Mystery: No Country for Old Men and Blood Simple

In 2007, the Coens bounced back from a couple of unsuccessful studio pictures with their most resounding success. No Country for Old Men is their only film to win either best picture or best director, and its place in the canon was immediate. The stark, dry noir makes the Texas desert look like a foreign planet, and Javier Bardem’s savage performance elevated the film from a typical literary adaptation into the realm of modern masterpieces.

But the Coens were no strangers to noir- in fact it was really more a return to form. Their first film, 1984’s Blood Simple, lays the groundwork for their love of mystery and cat-and-mouse thrillers. Frances McDormand (frequent collaborator and Joel’s wife) is running from her abusive husband, and the film contains the same blend of horror aesthetics, silent stretches, and the creeping bleakness of certain death that made No Country an instant legend. There’s few debut films that so clearly contain the seeds of everything to come for a director, and if you’re more interested in smart and earthy mysteries, Blood Simple is a stellar step into that space.

Tragedy: Inside Llewyn Davis and A Serious Man

In their tragedies, the Coens allow the violence and insanity of the worlds they create to inspire confusion and angst in their characters more than they are played for laughs or dramatic effect. These films feel more like being beaten down slowly, and they steer clear of any easy resolution.

Inside Llewyn Davis is the Coen film I was most personally affected by on first watch. Tracing the story of a middling folk singer in early-60’s New York, it’s tough for me to not see myself and the people I work with in this story of busted dreams and washed up music careers. Shifting away from the neat lens of usual cinematographer Roger Deakins, Bruno Delbonnel paints the film in inky grays and smeared visuals. Oscar Isaac sells the film with a performance that mostly smolders, increasing the power of his outbursts. The film loops back on itself at the end, using more abstract storytelling devices than typical for the Coens. The punishing end hammers home the film’s thesis- there’s no escaping your fate.

If there’s any film where fate is utterly inescapable, it is A Serious Man. It seems hard to top the absurdity of their minor comedies like Raising Arizona or Burn After Reading, but A Serious Man goes there, and with entrancing results. It’s become a meme in a way that a straight comedy typically would not; the film’s humor is only because it portrays all the unrealistic bad fortune as completely serious, and Michael Stuhlbarg’s confused gaze is the film’s anchor- there’s not much sense to be made of it. The film also engages with the Jewish faith the most explicitly of any Coen film. They approach their heritage with a questioning eye, lambasting religious institutions for their lack of answers and the way the Rabbis refuse any meaningful assistance.

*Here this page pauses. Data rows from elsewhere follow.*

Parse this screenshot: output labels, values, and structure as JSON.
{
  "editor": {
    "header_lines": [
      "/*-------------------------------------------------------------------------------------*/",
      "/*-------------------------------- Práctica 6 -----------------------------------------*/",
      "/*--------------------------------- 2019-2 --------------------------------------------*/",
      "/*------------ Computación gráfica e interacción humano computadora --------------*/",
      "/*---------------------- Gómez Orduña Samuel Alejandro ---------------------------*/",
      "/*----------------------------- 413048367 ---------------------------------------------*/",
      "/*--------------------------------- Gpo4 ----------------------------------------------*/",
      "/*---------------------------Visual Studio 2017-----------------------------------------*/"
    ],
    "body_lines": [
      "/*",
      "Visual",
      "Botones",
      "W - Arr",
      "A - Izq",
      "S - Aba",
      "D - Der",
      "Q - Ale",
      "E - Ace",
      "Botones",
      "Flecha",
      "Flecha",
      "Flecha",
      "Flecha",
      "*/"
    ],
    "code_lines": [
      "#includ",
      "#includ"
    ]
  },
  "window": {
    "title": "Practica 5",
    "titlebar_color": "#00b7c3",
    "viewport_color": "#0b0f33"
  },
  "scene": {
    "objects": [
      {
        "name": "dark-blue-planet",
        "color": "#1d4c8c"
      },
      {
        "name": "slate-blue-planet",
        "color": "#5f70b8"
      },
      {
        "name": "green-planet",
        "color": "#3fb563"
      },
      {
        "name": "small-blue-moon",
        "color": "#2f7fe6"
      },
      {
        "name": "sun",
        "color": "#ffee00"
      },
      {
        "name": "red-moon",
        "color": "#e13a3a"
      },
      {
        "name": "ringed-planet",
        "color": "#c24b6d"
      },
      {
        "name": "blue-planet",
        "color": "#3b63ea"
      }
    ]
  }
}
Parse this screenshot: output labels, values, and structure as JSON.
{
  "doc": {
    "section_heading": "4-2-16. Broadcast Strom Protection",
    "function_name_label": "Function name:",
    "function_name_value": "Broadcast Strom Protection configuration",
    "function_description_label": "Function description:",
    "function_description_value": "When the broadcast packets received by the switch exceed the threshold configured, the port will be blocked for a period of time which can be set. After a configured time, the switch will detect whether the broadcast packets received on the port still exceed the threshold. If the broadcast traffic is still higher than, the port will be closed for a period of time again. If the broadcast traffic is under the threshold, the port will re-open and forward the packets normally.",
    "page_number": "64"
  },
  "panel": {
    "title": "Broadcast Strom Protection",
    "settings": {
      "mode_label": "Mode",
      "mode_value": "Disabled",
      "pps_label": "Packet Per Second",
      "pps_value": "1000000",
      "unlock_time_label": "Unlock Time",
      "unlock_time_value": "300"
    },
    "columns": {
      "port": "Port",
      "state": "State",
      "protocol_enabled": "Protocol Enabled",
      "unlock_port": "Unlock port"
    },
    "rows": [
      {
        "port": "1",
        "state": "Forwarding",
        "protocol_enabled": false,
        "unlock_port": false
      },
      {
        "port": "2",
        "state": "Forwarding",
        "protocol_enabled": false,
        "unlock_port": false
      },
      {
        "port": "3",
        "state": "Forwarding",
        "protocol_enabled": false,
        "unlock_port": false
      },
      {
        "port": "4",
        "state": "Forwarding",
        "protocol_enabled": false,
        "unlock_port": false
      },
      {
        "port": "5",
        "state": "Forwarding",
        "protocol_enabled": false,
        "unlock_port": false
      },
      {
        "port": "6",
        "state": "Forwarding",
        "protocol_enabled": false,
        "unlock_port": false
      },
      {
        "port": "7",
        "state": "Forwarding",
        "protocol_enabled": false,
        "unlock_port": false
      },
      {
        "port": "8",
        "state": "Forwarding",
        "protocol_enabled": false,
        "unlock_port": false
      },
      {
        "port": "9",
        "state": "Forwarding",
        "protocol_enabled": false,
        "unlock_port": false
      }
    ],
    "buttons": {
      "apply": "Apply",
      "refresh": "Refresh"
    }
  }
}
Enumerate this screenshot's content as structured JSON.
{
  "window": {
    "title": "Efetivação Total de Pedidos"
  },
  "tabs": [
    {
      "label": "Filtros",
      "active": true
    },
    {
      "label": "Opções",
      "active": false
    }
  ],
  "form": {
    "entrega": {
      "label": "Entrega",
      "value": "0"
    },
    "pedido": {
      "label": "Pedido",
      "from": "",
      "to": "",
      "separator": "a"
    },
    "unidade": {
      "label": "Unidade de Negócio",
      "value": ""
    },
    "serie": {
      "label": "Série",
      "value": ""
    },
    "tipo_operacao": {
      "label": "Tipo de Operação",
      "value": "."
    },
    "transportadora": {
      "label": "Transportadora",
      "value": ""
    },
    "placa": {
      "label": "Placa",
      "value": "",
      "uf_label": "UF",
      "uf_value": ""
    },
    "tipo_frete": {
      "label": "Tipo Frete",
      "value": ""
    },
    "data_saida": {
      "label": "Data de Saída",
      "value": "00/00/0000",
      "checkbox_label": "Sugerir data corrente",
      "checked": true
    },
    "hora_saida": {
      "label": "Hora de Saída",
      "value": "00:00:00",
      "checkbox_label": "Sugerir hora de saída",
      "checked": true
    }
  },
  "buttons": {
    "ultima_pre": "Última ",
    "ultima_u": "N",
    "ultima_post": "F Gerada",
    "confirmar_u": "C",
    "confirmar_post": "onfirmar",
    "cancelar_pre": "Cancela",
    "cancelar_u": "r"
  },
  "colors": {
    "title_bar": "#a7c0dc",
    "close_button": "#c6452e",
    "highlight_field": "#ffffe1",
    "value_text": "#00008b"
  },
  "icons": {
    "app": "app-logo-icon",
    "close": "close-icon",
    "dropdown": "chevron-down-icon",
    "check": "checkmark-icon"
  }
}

The Coens’ tricky relationship with God and man animates much of their films, but I don’t want you to leave thinking of them as simply cynical. Even the biggest cynics have a soft side, which the Coens prove over and over again. As obsessed as they are with death, they’re equally concerned with the beauty of life, specifically new life that’s brought into the world. Some of their best characters beam with an honest glow, and they constantly argue in favor of doing what’s right over what’s easy. Even the death and violence that occurs always leaves room for the characters to mourn; nobody dies without leaving an impact on someone. It’s this belief that keeps me coming back to the brothers. As absurd as they think everything is, they’re even more committed to a deeply humanist method- if the people are interesting, it’s always a story worth telling.